Whether legal shrugs away from the limelight or embraces it, Parekh says it's imperative to understand that the legal function is a key stakeholder and a key member of the team. "Your advice carries a lot of weight. People will ask 'what does the legal team say,' and at the very least abide by that."
Embodying this status is where legal can take the lead in this dance. Parekh believes in-house counsel have a duty to come to work with "an open mind as well as the acuteness and business savviness that goes into business advice".
"There's also a responsibility with people management and relationships that perhaps many in-house counsel don't realize initially, a lack of understanding about how building those relationships can make you that linchpin.
"You should be aiming to be that linchpin because as the legal leader you should be able to see what's happening in your organization and be able to pull things together when everything is a bit of a jigsaw."
When the legal function and organization are in tune they coalesce in the most elegant way, but if one partner is out of step disharmony can rear its head.
Parekh attributes a misalignment between the expectations on legal and the extent to which legal is being enabled as a key trigger for burnout. "The organization needs to determine where their legal team sits from a cross-functional perspective. They're either going to accept that their legal team is this high-value stakeholder they can utilize or not. In the case of the latter, expecting them to undertake low-value work can lead to burnout."
Ultimately, it is up to both counsel and the wider organization to define the role and expectations of their legal function.
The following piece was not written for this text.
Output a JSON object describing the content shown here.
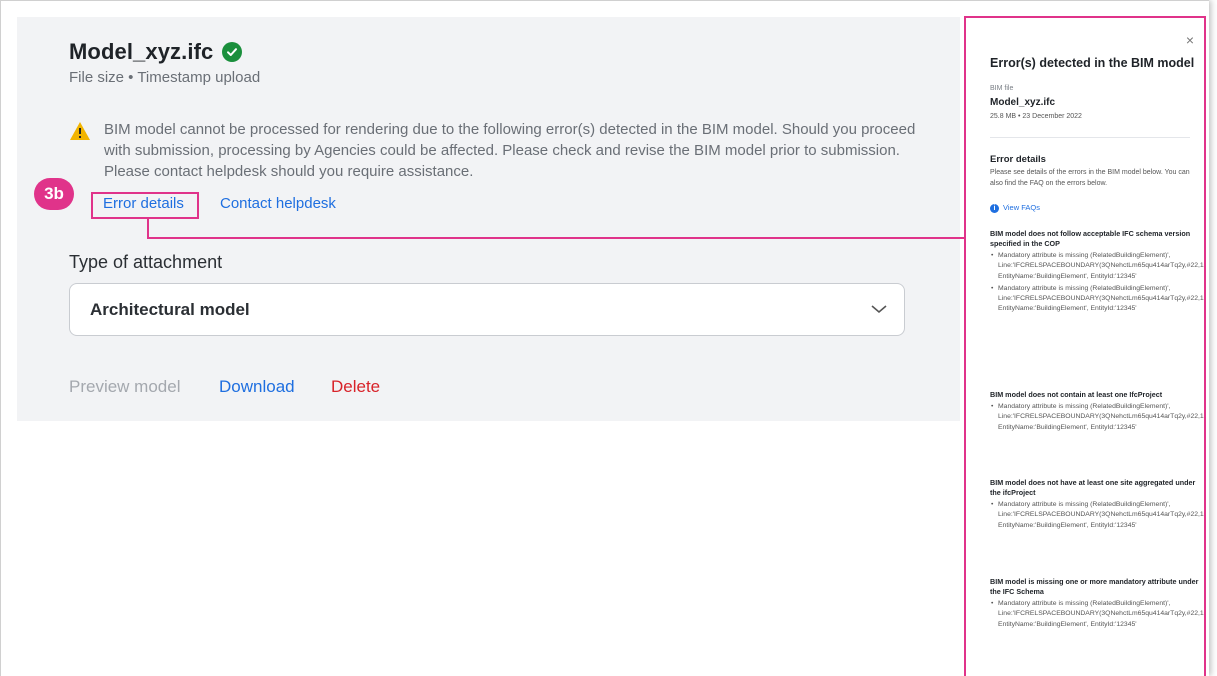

At its best, the legal function can be a linchpin for the organization, utilizing a helicopter view to further enable other business functions - which should always be the goal.